Content starts

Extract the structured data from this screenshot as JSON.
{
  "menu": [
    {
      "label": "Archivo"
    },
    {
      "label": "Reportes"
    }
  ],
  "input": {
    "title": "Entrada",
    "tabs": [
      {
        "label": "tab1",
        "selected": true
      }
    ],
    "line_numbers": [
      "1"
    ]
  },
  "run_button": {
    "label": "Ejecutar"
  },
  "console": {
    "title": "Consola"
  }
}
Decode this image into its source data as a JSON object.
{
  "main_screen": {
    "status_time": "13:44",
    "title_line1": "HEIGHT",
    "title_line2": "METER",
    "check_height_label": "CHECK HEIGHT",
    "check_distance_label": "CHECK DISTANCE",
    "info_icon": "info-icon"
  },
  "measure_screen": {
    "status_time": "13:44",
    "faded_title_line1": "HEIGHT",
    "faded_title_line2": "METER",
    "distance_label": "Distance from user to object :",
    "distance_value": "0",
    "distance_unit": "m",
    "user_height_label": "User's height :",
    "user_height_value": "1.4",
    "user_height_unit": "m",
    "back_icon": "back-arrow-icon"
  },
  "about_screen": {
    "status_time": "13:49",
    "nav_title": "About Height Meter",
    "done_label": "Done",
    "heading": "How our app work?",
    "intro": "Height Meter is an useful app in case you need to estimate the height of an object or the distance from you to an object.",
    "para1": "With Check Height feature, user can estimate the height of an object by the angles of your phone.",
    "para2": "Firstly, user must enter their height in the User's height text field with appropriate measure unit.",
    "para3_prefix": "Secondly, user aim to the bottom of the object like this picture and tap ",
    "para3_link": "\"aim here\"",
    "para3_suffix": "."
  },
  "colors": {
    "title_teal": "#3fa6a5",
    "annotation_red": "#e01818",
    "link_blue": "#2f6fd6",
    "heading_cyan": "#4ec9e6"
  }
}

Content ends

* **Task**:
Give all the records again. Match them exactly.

* **Result for this task**:
Extract the structured data from this screenshot as JSON.
{
  "menu": [
    {
      "label": "Archivo"
    },
    {
      "label": "Reportes"
    }
  ],
  "input": {
    "title": "Entrada",
    "tabs": [
      {
        "label": "tab1",
        "selected": true
      }
    ],
    "line_numbers": [
      "1"
    ]
  },
  "run_button": {
    "label": "Ejecutar"
  },
  "console": {
    "title": "Consola"
  }
}
Decode this image into its source data as a JSON object.
{
  "main_screen": {
    "status_time": "13:44",
    "title_line1": "HEIGHT",
    "title_line2": "METER",
    "check_height_label": "CHECK HEIGHT",
    "check_distance_label": "CHECK DISTANCE",
    "info_icon": "info-icon"
  },
  "measure_screen": {
    "status_time": "13:44",
    "faded_title_line1": "HEIGHT",
    "faded_title_line2": "METER",
    "distance_label": "Distance from user to object :",
    "distance_value": "0",
    "distance_unit": "m",
    "user_height_label": "User's height :",
    "user_height_value": "1.4",
    "user_height_unit": "m",
    "back_icon": "back-arrow-icon"
  },
  "about_screen": {
    "status_time": "13:49",
    "nav_title": "About Height Meter",
    "done_label": "Done",
    "heading": "How our app work?",
    "intro": "Height Meter is an useful app in case you need to estimate the height of an object or the distance from you to an object.",
    "para1": "With Check Height feature, user can estimate the height of an object by the angles of your phone.",
    "para2": "Firstly, user must enter their height in the User's height text field with appropriate measure unit.",
    "para3_prefix": "Secondly, user aim to the bottom of the object like this picture and tap ",
    "para3_link": "\"aim here\"",
    "para3_suffix": "."
  },
  "colors": {
    "title_teal": "#3fa6a5",
    "annotation_red": "#e01818",
    "link_blue": "#2f6fd6",
    "heading_cyan": "#4ec9e6"
  }
}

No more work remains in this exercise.